8. On the other hand, we believe that there are cogent reasons why it would not be appropriate to introduce such legislation, at least at this stage. First, discrimination on the ground of age is apparently not considered as such a serious human rights issue as discrimination on the ground of sex or disability. For example, it is not one of the common forbidden grounds in international instruments. Also, a significant number of countries (e.g. the European Community countries, Japan, the Republic of Korea and Singapore) do not have specific age discrimination legislation.

9. Second, when we visited Australia and New Zealand, where such legislation does exist, it was made very clear that age discrimination in employment legislation is not regarded as a substitute for public education. Also, while such legislation may do away with the more blatant cases of abuse, it will neither create nor guarantee jobs.

10. Third, there is a very real risk that such legislation could lead to over-regulation and unnecessary litigation. Overseas experience suggests that this may not act in the interests of employees.

11. Finally, the employment provisions of the Disability Discrimination Ordinance and the Sex Discrimination Ordinance have not yet been implemented pending the approval of the Employment Codes of Practice. The Codes of Practice are being finalized by the EOC. We believe that it would be prudent to await the implementation of the employment sections of the two Ordinances for a period of time so as to assess their impact on employers, employees and on the community at large, before considering any additional discrimination legislation.

12. On balance, we believe that the more prudent approach, at least for the time being, is to deal with this matter through a sustained programme of publicity, public education and self-regulation.

Proposed Publicity, Public Education and Self-regulation Programme

13. As stated in paragraph 12 above, we believe the preferred option is a sustained programme of publicity, public education and self-regulation. We believe the programme should include the following elements -

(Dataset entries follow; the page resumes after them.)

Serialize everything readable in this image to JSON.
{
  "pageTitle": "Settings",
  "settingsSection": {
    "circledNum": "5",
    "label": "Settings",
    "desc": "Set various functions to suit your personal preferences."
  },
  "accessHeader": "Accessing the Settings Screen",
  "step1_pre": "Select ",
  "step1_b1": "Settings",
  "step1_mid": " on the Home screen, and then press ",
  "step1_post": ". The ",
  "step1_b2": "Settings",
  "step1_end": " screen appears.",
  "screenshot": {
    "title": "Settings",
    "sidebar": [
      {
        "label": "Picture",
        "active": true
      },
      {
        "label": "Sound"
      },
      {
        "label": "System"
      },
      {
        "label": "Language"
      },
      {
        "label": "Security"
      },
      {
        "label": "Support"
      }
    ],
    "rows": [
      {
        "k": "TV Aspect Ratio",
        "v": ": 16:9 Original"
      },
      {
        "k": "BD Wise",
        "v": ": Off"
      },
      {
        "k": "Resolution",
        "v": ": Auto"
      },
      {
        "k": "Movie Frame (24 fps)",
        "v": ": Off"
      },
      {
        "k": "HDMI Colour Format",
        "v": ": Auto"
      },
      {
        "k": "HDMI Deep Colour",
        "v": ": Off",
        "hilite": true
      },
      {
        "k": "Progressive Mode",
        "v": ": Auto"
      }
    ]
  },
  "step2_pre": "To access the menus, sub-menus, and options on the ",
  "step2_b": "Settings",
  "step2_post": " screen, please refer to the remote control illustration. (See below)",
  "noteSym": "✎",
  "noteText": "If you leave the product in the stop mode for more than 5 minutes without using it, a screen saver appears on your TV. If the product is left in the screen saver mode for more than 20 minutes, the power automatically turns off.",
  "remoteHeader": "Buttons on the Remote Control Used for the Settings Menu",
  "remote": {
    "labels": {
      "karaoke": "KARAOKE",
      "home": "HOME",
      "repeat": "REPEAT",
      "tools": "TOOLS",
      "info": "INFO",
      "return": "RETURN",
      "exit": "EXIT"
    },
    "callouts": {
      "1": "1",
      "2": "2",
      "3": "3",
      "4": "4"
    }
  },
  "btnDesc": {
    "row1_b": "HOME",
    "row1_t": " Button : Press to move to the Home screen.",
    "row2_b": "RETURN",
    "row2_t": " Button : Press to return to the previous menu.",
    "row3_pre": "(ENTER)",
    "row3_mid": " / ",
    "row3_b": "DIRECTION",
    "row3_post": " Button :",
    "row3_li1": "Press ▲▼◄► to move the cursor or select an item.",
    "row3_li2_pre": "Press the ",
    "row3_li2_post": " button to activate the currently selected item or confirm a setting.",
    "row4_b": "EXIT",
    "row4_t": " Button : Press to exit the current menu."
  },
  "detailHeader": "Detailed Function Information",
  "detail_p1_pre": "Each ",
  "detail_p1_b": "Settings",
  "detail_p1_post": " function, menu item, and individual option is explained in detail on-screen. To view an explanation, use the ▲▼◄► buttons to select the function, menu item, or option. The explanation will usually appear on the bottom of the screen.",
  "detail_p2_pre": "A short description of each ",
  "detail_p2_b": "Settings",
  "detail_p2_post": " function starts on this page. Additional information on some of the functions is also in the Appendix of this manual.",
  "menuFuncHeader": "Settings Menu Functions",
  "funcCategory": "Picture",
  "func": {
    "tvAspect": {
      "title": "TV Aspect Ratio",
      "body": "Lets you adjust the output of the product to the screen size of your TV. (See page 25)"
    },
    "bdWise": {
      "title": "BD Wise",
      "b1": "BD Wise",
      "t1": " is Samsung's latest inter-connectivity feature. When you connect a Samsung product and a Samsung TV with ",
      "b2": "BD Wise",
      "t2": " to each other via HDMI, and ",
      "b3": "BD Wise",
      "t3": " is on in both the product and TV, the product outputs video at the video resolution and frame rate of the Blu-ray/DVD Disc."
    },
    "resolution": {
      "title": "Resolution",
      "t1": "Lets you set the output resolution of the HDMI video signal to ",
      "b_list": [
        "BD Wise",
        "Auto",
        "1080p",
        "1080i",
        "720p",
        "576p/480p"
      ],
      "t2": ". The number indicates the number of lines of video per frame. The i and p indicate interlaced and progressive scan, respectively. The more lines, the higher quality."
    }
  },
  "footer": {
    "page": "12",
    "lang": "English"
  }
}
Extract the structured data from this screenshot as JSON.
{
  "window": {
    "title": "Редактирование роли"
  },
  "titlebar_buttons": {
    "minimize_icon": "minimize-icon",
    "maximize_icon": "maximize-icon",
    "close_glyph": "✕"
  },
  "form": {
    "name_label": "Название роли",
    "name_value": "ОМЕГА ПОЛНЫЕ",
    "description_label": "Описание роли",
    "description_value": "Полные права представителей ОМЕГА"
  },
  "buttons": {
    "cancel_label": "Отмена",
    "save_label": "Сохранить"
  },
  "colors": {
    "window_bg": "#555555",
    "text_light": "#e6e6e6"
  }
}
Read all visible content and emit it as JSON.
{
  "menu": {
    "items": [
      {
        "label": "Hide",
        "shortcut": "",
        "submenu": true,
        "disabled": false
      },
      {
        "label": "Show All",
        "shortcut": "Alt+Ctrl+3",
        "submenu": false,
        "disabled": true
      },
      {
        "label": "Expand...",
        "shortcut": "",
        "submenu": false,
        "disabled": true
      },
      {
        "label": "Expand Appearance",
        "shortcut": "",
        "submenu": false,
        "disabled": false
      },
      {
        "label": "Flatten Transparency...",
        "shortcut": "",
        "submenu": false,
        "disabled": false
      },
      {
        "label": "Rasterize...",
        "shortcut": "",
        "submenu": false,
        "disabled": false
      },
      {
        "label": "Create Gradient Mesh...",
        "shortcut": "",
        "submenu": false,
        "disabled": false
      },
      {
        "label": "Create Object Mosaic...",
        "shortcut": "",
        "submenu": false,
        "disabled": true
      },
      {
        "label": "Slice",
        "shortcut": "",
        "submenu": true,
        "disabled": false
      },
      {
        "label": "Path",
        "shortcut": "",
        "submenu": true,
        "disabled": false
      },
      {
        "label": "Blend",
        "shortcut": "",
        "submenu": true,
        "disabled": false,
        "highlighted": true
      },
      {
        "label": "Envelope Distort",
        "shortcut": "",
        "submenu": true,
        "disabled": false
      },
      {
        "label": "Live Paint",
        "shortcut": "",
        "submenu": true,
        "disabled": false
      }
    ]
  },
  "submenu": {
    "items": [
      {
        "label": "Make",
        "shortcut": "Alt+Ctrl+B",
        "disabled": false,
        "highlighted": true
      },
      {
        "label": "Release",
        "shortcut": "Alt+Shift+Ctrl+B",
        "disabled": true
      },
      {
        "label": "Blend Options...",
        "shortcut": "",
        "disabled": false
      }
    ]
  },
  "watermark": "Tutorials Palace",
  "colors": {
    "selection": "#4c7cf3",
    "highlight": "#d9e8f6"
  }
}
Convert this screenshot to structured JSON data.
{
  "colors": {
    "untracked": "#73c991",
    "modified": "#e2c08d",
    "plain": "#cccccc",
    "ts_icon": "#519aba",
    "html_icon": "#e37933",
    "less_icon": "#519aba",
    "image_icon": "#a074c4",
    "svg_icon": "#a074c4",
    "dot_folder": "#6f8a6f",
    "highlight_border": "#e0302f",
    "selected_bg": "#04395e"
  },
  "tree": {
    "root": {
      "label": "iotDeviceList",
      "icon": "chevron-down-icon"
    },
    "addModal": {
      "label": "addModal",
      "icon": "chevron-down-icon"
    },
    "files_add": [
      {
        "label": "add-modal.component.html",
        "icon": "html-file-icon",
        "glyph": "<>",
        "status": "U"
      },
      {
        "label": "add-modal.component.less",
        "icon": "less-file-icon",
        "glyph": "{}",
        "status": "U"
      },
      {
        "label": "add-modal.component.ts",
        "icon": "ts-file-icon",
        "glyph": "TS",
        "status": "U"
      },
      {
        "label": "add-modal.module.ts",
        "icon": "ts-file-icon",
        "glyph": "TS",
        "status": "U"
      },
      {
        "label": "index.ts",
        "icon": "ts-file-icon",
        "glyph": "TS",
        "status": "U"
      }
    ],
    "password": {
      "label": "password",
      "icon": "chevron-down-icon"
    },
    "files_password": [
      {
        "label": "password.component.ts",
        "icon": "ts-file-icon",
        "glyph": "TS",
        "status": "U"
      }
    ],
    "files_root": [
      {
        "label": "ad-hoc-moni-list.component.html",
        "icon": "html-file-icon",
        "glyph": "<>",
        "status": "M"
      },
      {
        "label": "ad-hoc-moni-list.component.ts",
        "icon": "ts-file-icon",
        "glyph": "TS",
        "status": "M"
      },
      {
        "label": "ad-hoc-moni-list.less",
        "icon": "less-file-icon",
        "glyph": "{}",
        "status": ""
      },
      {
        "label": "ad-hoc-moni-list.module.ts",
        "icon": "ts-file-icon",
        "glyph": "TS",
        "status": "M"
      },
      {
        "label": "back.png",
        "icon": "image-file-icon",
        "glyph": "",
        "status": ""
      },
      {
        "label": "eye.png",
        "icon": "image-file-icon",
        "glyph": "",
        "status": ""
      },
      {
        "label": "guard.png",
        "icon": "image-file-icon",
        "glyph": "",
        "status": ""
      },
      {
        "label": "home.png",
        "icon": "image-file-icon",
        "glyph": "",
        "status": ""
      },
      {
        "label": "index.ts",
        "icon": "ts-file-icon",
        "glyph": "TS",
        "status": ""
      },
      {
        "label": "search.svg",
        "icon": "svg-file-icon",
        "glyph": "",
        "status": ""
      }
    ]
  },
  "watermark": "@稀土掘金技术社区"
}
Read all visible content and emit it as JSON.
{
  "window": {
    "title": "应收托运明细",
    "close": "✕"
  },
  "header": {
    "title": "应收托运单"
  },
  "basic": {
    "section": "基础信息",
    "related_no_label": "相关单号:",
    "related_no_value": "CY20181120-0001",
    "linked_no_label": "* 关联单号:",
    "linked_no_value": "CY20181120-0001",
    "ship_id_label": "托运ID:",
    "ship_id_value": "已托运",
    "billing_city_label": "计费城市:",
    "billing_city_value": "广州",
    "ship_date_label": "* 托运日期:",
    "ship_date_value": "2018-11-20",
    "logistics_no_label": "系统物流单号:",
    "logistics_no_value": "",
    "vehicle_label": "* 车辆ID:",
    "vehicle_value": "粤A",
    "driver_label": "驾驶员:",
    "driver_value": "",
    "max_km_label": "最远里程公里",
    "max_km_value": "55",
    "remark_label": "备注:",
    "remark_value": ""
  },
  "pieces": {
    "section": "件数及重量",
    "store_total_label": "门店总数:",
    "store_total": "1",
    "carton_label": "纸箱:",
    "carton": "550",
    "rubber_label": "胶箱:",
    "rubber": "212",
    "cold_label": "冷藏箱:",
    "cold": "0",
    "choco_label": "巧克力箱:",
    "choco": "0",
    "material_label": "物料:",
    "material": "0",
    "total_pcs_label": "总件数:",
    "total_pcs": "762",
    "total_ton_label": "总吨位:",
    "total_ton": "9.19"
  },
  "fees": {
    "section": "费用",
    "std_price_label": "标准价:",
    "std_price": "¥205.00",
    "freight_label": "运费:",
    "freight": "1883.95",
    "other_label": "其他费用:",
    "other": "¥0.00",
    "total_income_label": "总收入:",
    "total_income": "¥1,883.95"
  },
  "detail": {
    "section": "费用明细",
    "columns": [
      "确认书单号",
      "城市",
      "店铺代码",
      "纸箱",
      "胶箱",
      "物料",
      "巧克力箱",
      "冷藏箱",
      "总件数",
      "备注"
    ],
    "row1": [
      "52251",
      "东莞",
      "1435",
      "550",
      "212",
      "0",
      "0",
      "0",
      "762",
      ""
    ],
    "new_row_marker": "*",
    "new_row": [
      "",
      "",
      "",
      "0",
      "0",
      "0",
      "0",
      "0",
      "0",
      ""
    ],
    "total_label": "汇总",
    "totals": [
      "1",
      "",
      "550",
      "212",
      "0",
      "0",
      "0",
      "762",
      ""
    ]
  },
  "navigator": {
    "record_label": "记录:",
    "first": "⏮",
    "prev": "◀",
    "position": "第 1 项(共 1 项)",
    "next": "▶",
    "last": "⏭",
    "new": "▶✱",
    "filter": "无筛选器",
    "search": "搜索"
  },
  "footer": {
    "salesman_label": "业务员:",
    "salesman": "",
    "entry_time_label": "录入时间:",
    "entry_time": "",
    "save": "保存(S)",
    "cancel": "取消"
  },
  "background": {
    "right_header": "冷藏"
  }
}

    - non-statutory guidelines for employers on how to deal with recruitment and employment issues in a non-age-discriminatory manner;

    - advertisements and Announcements of Public Interest (APIs); and

    - information leaflets or publications aimed at various sectors of the public.

14. We are considering how best to draw up and implement the proposed programme. We expect to commence the programme in early 1997. Once the programme has been running for a reasonable length of time, we will evaluate it to establish whether or not public attitudes and perceptions have changed since its inception. Depending upon the result of the evaluation, we shall re-examine the question of legislation at a later date.

15. The Secretary for Education and Manpower will absorb the financial and staffing requirements arising from the proposed programme within his global allocation for 1996/97. He has secured additional resources at an estimated cost of $2 million a year to continue the programme in subsequent years.


16. Members are invited to give their views on the programme of public education, publicity and self-regulation

Education and Manpower Branch
Government Secretariat
October 1996

Annex A


Breakdown of Submissions

No. of




Individuals *


For legislation only



20 (1)


For public education only



6 (1)


For a combination of public education and legislation



7 (1)



- personal experience of
age discrimination



6 (2)

- giving example of age



5 (3)

- "age discrimination
is wrong"



3 (-)

- unintelligible



1 (1)




48 (9)

* figures in brackets denotes the respective numbers of anonymous submissions.

** these included submissions from the Democratic Party and the Democratic Alliance for the Betterment of Hong Kong. The submission from the Democratic Party contained some 5,000 signatures.

Last Updated on 21 August 1998